Finally, an important event: in 1927, Karl Vötterle met Maria Zeiß, who came from Kassel, at a singing week. It was Maria’s father who lured the publisher to northern Hesse when Vötterle decided to expand his premises and was unable to find the right conditions for doing so in Augsburg. Thanks to a plot of land on the Wilhelmshöhe and a loan brokered without the usual red tape by Lord Mayor Herbert Stadler, several goods wagons laden with Bärenreiter stock already rolled north that very summer. Six of fourteen employees moved to Kassel along with Vötterle; new staff joined.
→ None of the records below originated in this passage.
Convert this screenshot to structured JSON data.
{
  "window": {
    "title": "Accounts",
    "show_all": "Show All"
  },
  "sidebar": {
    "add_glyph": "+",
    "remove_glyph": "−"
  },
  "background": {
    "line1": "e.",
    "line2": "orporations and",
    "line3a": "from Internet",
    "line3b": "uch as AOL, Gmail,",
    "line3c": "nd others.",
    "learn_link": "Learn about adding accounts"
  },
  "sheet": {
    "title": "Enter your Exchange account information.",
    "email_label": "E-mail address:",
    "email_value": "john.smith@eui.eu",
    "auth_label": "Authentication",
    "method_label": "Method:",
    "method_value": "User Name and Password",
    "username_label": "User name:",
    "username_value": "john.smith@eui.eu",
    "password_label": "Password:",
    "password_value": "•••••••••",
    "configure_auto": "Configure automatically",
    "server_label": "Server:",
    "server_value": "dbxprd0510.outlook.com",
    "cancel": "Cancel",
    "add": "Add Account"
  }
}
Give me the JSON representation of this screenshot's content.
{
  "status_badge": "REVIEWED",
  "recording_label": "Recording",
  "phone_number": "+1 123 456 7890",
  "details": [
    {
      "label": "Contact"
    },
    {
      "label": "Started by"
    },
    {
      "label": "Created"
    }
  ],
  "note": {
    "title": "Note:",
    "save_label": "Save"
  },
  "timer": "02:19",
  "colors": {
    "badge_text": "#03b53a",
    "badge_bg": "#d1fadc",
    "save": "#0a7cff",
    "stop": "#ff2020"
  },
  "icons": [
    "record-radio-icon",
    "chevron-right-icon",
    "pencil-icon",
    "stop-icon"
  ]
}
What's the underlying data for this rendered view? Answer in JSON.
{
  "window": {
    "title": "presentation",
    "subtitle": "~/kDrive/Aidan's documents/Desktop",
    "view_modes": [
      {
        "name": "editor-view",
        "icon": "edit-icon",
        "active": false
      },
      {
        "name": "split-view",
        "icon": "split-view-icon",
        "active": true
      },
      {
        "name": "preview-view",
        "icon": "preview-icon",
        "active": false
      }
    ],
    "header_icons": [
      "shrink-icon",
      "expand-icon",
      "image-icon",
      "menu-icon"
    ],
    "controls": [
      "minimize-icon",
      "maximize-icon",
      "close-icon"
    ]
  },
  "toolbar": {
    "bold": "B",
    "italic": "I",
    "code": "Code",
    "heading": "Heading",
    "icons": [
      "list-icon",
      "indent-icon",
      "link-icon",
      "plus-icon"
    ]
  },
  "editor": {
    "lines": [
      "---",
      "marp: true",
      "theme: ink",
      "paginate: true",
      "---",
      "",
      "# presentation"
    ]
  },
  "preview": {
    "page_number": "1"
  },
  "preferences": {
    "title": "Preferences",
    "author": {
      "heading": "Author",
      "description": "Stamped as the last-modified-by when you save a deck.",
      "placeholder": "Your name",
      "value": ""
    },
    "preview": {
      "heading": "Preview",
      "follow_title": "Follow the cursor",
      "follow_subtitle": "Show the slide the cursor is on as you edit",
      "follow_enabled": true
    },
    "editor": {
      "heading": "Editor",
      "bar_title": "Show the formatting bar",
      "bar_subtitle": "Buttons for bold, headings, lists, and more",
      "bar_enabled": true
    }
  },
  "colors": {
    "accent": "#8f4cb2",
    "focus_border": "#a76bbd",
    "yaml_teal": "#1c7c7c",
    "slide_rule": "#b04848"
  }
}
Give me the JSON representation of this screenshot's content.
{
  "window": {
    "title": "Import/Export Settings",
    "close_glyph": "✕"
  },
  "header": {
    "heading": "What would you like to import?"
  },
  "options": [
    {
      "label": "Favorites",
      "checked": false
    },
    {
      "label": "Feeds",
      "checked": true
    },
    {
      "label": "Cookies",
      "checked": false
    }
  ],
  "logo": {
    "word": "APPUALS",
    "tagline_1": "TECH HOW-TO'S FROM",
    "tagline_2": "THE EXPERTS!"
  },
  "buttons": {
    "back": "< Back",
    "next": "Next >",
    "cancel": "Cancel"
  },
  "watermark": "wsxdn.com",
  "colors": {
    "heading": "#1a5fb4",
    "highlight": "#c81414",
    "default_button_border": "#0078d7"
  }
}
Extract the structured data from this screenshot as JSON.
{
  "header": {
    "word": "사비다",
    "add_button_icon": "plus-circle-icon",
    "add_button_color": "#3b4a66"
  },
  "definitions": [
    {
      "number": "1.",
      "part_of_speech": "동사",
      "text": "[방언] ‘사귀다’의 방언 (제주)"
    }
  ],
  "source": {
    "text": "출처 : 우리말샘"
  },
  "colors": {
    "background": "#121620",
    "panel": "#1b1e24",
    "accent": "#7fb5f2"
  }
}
On September 10, 1927, the young couple were married in Kassel’s Martinskirche by Hermann Schafft, and Karl Vötterle had found something he had long desired: a city that was not just a place of work, but also offered the opportunity to become involved in and influence its cultural life. “These were years of awakening and reflection, exhilarating years in which we – surrendered to the new vista opening up before us – stood apart from political life and failed to see what was coming.”[v]
[i] Das Bärenreiter-Werk 21, 1972, p. 8.
[ii] Ibid. 15, 1966, p. 12.
[iii] A[lfred] E[instein], Bücherschau, in: Zeitschrift für Musikwissenschaft 5, 1927, p. 310.
[iv] Das Bärenreiter-Werk 25, 1976, p. 38f.
[v] Karl Vötterle, Haus unterm Stern, Kassel 41969, p. 92.